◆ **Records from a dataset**
┄┄┄┄┄┄┄┄┄┄
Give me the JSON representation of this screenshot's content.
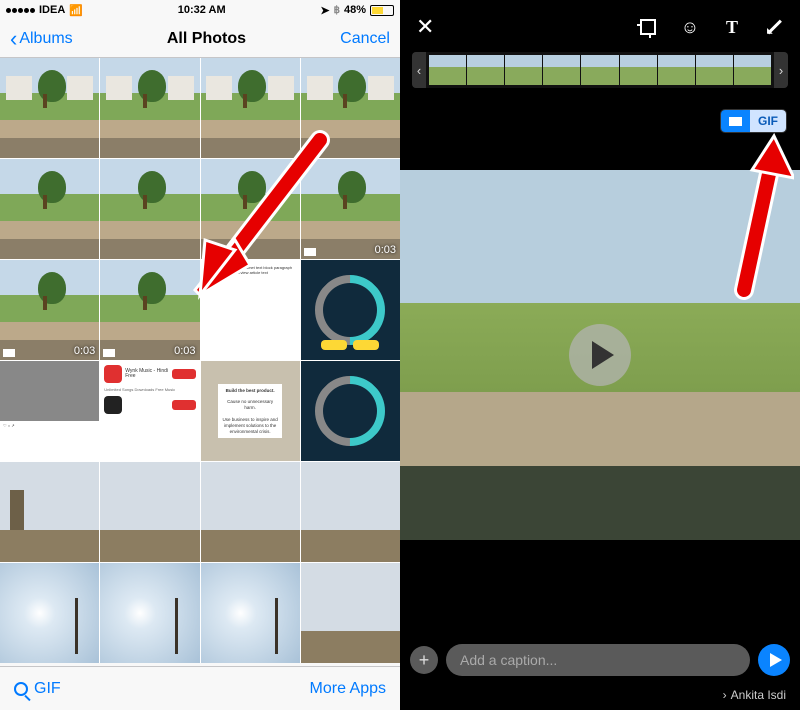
{
  "status": {
    "carrier": "IDEA",
    "time": "10:32 AM",
    "battery": "48%"
  },
  "nav": {
    "back": "Albums",
    "title": "All Photos",
    "cancel": "Cancel"
  },
  "videos": {
    "duration": "0:03"
  },
  "poster": {
    "h1": "Build the best product.",
    "h2": "Cause no unnecessary harm.",
    "h3": "Use business to inspire and implement solutions to the environmental crisis."
  },
  "bottom": {
    "gif": "GIF",
    "more": "More Apps"
  },
  "right": {
    "gif_label": "GIF",
    "caption_placeholder": "Add a caption...",
    "recipient": "Ankita Isdi"
  }
}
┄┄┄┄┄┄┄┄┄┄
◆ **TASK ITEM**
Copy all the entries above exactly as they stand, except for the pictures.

◆ **WRITTEN RESPONSE**
Give me the JSON representation of this screenshot's content.
{
  "status": {
    "carrier": "IDEA",
    "time": "10:32 AM",
    "battery": "48%"
  },
  "nav": {
    "back": "Albums",
    "title": "All Photos",
    "cancel": "Cancel"
  },
  "videos": {
    "duration": "0:03"
  },
  "poster": {
    "h1": "Build the best product.",
    "h2": "Cause no unnecessary harm.",
    "h3": "Use business to inspire and implement solutions to the environmental crisis."
  },
  "bottom": {
    "gif": "GIF",
    "more": "More Apps"
  },
  "right": {
    "gif_label": "GIF",
    "caption_placeholder": "Add a caption...",
    "recipient": "Ankita Isdi"
  }
}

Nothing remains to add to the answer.